Record Display for the EPA National Library Catalog

RECORD NUMBER: 155 OF 277

OLS Field Name OLS Field Data
Main Title Mining California : an ecological history /
Author Isenberg, Andrew C.
Publisher Hill and Wang,
Year Published 2005
OCLC Number 57069109
ISBN 0809095351 (alk. paper); 9780809095353 (alk. paper)
Subjects California--Environmental conditions--History. ; Nature--Effect of human beings on--California. ; Natèurliche Ressourcen. ; Raubbau. ; Umweltschaden. ; Umweltverèanderung. ; Kalifornien.
Internet Access
Description Access URL
Contributor biographical information http://catdir.loc.gov/catdir/enhancements/fy0617/2004025564-b.html
Publisher description http://catdir.loc.gov/catdir/enhancements/fy0617/2004025564-d.html
Holdings
Library Call Number Additional Info Location Last
Modified
Checkout
Status
ERAM  GE155.C2 I84 2005 Region 9 Library/San Francisco,CA 12/12/2011
Edition 1st ed.
Collation 242 p. : ill. ; 24 cm.
Notes
Includes bibliographical references (p. [215]-229) and index.
Contents Notes
The political economy of California industrialization -- The alchemy of hydraulic mining : technology, law, and resource-intensive industrialization -- Banking on Sacramento : urban development, flood control, and political legitimization -- Capitalizing on nature : innovation and production in the redwood forests -- Gambling on the grassland : kinship, capital, and ecology in Southern California -- The enclosure of the plateau : land and labor in the high lake country -- Epilogue : economic development and the California environment. An environmental History of California during the Gold Rush. Between 1849 and 1874 almost $1 billion in gold was mined in California. With little available capital or labor, here's how: high-pressure water cannons washed hillsides into sluices that used mercury to trap gold but let the soil wash away; eventually more than three times the amount of earth moved to make way for the Panama Canal entered California's rivers, leaving behind twenty tons of mercury every mile--rivers overflowed their banks and valleys were flooded, the land poisoned.
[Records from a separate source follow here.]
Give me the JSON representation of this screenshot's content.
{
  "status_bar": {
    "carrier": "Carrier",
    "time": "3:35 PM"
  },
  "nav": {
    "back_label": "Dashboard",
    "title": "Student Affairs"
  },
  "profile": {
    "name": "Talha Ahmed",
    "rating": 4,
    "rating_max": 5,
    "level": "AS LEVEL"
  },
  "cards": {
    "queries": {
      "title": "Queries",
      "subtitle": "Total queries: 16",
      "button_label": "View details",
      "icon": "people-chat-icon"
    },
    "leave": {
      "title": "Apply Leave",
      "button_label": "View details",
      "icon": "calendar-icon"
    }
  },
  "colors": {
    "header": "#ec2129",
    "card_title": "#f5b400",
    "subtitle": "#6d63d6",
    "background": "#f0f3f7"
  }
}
In the rush to wealth, the same chain of foreseeable consequences reduced California's forests and grasslands. --Publisher.